[[ INPUT, beginning ]]

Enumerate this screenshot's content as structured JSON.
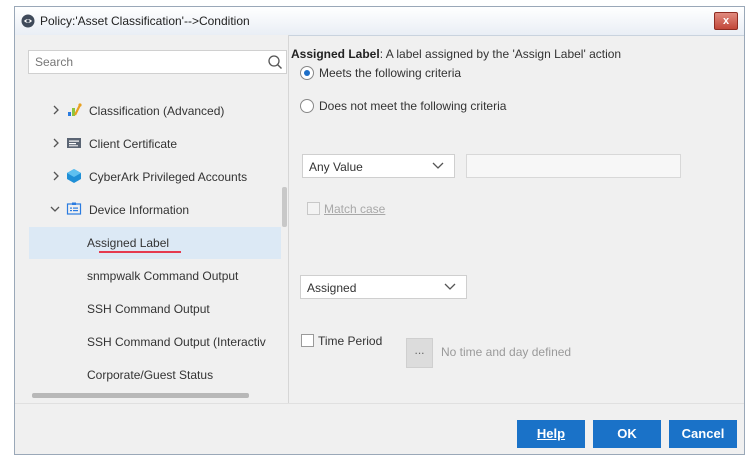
{
  "window": {
    "title": "Policy:'Asset Classification'-->Condition",
    "close_label": "x"
  },
  "search": {
    "placeholder": "Search"
  },
  "tree": {
    "items": [
      {
        "label": "Classification (Advanced)",
        "icon": "classification-icon"
      },
      {
        "label": "Client Certificate",
        "icon": "certificate-icon"
      },
      {
        "label": "CyberArk Privileged Accounts",
        "icon": "cyberark-icon"
      },
      {
        "label": "Device Information",
        "icon": "device-info-icon",
        "expanded": true
      }
    ],
    "children": [
      {
        "label": "Assigned Label",
        "selected": true
      },
      {
        "label": "snmpwalk Command Output"
      },
      {
        "label": "SSH Command Output"
      },
      {
        "label": "SSH Command Output (Interactiv"
      },
      {
        "label": "Corporate/Guest Status"
      }
    ]
  },
  "condition": {
    "title": "Assigned Label",
    "description": ": A label assigned by the 'Assign Label' action",
    "radio_meets": "Meets the following criteria",
    "radio_not_meets": "Does not meet the following criteria",
    "selected_radio": "meets",
    "match_select": "Any Value",
    "match_value": "",
    "match_case": "Match case",
    "assigned_select": "Assigned",
    "time_period": "Time Period",
    "time_button": "...",
    "time_status": "No time and day defined"
  },
  "buttons": {
    "help": "Help",
    "ok": "OK",
    "cancel": "Cancel"
  },
  "colors": {
    "accent": "#1a72c8",
    "selection": "#dce9f5",
    "underline": "#e53a4f"
  }
}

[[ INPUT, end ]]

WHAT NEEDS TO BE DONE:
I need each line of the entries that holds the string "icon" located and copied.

RESULT BELOW:
        "icon": "classification-icon"
        "icon": "certificate-icon"
        "icon": "cyberark-icon"
        "icon": "device-info-icon",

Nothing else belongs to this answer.